Graph 302 shows, for example, a typical OFDMA system where individual MS are assigned a subset of all the available sub-carriers. In a typical transmission slot the BS may have available 16, 32 or more sub-channels. A sub-channel usually has several sub-carriers, each carrying independent information. Normally, the sub-channels are assigned on a first come first serve basis to the mobile users who normally are randomly distributed within their respective cells.
Pairing using graph 303 can be changed, for example, as discussed above, every 5 MS, to be sure that in cell 1 the strongest station remains on channel A, while the weakest station is on channel D, while in cell 2 the weakest station is on channel A, while the strongest is on channel D. Strongest can be defined using any convenient metric so long as the potentially interfering cells agree on the metric. One example would be using high signal to interference ratios (SIR) as a measure of strength.
Using the preference assignment cell 1 would leave, say the first 5-10% of channels open for assignment to preferred customers, and would leave the last 5-10% of channels vacant. Cell 2 would do the reverse, i.e., leave its first 5-10% of channels vacant and assign its preferred customers to the last 5-10% of channels. Also, it could be established that preferred users would always get the weakest interferences from the other cell, as discussed above. Graph 301 was simulated for the case of the preferred user being paired with the weakest interferer (weakest one out of 16 at random locations).
If the requesting user is not a preferred user then process 404 determines relative signal strength, as discussed above, and process 405, following an assignment pattern as shown in
Process 410 controls the reassignment from time to time of the channel assignments to insure that the pattern established by
In one embodiment the allocated spectrum is divided into channels. A channel is defined as a portion (may be all) of the allocated spectrum being used for a specified period of time. The inventive concepts apply to FDMA, TDMA, TD-CDMA, OFDMA or combinations there of.
Note that the capacity of a BS or the capacities of certain MSs can be raised or lowered by trading power for throughput (capacity). A simple example: If a user needs less capacity, then lower the power and change the modulation rate
Increase S to 4 S and the new C is doubled.
This is a tradeoff. Every time the BS lowers power it helps the neighbor cell, but if it increases power to certain MS it causes more interference. However, if the channels that are increased in power are part of the reserved set, then it may not matter.
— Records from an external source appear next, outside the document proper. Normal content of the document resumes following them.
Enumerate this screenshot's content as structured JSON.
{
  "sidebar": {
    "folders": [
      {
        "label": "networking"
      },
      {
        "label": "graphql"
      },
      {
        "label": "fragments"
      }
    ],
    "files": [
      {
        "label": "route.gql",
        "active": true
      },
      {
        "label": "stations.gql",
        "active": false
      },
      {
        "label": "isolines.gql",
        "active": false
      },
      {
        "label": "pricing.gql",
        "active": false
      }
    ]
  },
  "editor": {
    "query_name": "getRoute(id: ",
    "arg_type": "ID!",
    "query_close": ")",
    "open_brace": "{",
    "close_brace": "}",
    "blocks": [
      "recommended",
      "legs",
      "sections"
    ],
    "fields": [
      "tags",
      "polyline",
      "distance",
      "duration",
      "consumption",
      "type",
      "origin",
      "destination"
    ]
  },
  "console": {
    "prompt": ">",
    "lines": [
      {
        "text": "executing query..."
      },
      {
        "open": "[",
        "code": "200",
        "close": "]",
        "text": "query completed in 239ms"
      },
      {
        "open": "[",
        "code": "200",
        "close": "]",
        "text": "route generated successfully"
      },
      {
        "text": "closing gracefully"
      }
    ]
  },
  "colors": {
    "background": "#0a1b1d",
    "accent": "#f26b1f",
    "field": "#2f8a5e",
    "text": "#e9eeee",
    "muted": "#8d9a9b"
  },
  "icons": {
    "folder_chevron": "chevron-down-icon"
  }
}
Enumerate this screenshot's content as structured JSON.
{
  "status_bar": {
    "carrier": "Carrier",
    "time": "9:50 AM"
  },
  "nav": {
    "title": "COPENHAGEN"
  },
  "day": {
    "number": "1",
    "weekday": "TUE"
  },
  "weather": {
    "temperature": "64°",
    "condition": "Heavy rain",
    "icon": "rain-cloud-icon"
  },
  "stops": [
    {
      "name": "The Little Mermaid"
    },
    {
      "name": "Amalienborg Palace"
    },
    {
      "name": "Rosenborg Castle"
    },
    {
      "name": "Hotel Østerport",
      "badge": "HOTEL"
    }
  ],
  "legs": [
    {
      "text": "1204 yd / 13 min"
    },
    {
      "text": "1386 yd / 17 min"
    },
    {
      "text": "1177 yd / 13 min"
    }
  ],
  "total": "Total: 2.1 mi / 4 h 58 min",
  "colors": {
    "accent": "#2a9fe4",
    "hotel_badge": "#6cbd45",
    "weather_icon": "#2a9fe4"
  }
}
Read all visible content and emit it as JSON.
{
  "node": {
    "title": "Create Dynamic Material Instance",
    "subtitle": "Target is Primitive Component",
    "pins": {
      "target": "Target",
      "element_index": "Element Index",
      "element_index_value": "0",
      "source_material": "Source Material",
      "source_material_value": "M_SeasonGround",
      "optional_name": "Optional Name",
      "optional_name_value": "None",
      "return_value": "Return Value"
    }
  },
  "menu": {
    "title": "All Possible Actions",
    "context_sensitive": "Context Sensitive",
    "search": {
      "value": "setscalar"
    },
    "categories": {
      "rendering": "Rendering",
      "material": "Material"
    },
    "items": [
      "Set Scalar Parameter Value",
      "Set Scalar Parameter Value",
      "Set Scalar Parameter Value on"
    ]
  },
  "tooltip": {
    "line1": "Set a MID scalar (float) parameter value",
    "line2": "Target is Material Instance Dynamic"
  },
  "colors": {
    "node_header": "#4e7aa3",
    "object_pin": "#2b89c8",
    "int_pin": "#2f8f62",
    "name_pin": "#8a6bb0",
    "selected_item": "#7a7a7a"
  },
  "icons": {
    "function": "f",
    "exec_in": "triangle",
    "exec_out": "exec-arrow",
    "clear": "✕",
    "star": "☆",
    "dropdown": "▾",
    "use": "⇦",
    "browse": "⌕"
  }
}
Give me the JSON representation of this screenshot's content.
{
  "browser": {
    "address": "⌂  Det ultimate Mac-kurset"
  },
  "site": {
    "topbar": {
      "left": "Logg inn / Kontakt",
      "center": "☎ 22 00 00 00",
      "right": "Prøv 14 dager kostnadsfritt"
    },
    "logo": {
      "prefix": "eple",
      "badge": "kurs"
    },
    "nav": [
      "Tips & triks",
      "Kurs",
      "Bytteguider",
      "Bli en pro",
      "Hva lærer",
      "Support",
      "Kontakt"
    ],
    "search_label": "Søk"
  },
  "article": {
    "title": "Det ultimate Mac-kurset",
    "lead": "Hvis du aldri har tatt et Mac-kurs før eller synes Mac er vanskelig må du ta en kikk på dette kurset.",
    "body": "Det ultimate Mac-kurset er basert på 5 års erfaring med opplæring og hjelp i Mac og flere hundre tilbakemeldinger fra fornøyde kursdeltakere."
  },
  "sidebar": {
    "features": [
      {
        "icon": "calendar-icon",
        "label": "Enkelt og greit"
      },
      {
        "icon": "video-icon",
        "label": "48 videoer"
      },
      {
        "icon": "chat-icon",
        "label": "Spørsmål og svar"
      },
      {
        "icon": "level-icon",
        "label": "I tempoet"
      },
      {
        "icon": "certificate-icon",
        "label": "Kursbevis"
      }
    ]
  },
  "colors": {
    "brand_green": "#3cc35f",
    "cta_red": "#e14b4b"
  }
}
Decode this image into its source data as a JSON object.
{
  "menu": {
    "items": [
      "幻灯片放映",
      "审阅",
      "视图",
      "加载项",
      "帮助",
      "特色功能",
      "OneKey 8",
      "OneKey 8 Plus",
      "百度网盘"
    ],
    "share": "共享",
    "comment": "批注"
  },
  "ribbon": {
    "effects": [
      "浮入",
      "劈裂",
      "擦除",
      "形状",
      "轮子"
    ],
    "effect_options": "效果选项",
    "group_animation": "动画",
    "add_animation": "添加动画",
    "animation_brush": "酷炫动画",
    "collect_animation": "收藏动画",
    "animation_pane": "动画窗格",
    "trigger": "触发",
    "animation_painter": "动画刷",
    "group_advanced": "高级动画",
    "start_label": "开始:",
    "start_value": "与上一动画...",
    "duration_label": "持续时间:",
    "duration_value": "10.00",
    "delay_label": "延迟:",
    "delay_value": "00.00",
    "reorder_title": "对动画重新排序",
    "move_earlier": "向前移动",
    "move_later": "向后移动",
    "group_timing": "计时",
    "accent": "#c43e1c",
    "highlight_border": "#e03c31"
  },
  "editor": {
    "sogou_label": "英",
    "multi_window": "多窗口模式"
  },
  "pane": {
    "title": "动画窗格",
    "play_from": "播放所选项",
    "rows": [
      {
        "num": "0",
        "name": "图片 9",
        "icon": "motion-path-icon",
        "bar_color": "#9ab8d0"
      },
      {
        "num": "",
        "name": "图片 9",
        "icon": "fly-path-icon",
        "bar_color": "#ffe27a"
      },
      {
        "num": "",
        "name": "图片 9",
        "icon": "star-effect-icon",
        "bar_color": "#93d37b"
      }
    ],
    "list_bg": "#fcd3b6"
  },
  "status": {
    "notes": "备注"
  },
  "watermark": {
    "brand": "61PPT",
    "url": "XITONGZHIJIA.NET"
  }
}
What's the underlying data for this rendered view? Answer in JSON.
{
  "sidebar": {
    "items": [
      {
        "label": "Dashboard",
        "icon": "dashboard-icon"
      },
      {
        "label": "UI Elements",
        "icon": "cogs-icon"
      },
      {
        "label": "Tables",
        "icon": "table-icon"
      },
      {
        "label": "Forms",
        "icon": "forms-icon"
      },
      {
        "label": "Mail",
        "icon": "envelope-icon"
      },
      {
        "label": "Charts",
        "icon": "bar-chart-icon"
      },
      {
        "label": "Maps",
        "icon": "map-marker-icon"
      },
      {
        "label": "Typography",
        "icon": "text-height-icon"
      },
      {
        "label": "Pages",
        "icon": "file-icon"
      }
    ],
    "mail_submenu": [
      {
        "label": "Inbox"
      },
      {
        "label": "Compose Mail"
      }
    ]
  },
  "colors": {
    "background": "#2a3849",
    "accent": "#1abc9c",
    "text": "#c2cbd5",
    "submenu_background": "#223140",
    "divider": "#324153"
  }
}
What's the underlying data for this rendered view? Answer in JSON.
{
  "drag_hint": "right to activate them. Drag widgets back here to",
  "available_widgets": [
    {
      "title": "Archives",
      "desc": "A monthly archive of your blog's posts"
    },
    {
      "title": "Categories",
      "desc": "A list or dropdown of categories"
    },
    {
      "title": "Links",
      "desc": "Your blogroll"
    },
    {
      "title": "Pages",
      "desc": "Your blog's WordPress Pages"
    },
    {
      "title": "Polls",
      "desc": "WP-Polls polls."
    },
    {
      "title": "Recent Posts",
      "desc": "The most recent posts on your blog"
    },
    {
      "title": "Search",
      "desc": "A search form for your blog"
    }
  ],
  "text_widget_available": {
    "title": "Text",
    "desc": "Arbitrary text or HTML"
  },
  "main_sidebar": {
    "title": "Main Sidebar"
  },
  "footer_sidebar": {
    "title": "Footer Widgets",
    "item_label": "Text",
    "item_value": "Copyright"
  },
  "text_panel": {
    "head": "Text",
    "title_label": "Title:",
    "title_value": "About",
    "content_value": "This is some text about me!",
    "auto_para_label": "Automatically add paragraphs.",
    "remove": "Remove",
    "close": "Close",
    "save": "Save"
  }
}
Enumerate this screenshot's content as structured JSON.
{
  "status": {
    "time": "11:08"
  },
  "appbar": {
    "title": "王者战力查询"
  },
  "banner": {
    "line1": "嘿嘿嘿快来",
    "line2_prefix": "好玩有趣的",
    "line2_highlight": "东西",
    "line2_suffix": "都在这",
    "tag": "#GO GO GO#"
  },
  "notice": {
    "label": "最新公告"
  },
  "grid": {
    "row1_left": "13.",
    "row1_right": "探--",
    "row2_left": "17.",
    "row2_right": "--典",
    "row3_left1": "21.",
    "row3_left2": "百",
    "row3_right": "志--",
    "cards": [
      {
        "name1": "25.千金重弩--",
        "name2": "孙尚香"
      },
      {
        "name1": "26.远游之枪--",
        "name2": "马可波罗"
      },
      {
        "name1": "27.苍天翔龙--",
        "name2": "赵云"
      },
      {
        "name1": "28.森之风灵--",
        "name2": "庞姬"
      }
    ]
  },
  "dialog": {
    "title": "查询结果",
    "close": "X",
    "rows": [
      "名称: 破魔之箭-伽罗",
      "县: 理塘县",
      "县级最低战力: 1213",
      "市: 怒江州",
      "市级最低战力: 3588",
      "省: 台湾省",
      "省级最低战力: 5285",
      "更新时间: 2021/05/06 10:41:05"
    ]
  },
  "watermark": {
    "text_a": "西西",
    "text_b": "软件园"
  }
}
Although the present invention and its advantages have been described in detail, it should be understood that various changes, substitutions and alterations can be made herein without departing from the spirit and scope of the invention as defined by the appended claims. Moreover, the scope of the present application is not intended to be limited to the particular embodiments of the process, machine, manufacture, composition of matter, means, methods and steps described in the specification. As one of ordinary skill in the art will readily appreciate from the disclosure of the present invention, processes, machines, manufacture, compositions of matter, means, methods, or steps, presently existing or later to be developed that perform substantially the same function or achieve substantially the same result as the corresponding embodiments described herein may be utilized according to the present invention. Accordingly, the appended claims are intended to include within their scope such processes, machines, manufacture, compositions of matter, means, methods, or steps.